Stored data entries:

-- Opening Marker --

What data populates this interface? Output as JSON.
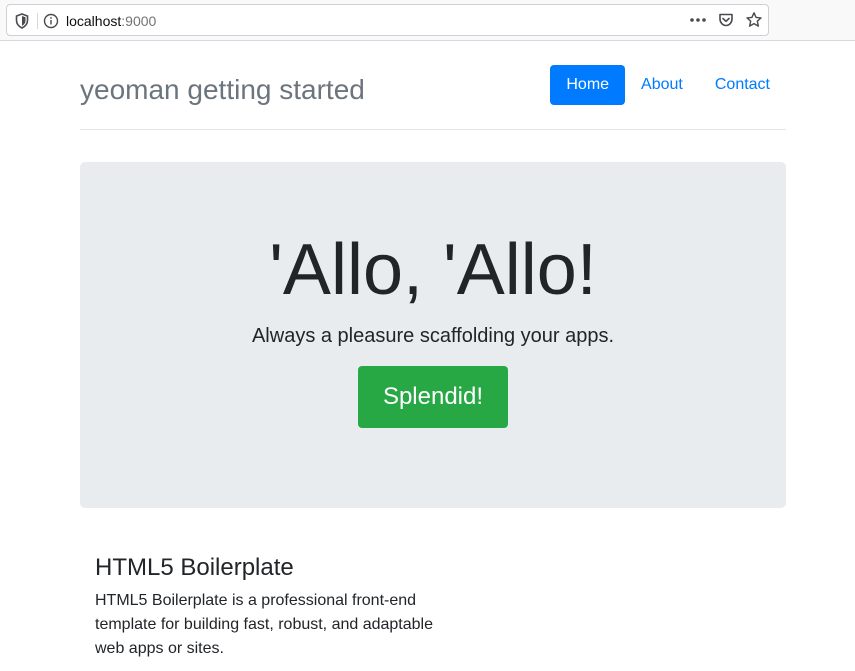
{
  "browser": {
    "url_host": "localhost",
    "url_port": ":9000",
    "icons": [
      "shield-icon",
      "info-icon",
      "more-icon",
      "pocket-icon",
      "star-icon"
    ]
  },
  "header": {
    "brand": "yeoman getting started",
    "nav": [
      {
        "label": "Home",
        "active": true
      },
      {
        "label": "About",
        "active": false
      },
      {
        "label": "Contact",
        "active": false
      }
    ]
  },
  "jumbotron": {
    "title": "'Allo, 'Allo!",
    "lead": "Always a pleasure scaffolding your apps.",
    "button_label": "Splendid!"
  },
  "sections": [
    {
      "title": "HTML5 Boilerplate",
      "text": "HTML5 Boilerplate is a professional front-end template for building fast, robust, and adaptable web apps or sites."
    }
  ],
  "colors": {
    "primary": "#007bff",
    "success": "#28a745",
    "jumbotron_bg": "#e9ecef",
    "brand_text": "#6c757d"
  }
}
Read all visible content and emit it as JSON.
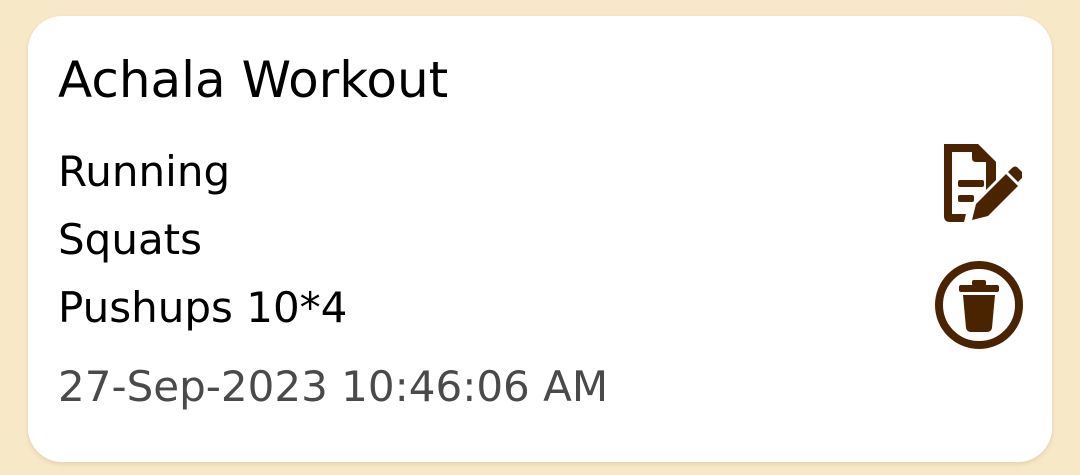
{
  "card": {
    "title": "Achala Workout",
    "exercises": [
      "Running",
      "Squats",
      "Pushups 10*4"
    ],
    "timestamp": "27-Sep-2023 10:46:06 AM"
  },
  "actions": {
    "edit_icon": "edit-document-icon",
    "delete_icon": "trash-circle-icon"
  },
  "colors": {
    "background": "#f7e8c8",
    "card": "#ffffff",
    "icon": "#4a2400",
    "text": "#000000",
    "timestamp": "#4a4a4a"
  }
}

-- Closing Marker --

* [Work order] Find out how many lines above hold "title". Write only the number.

* [Response area] 3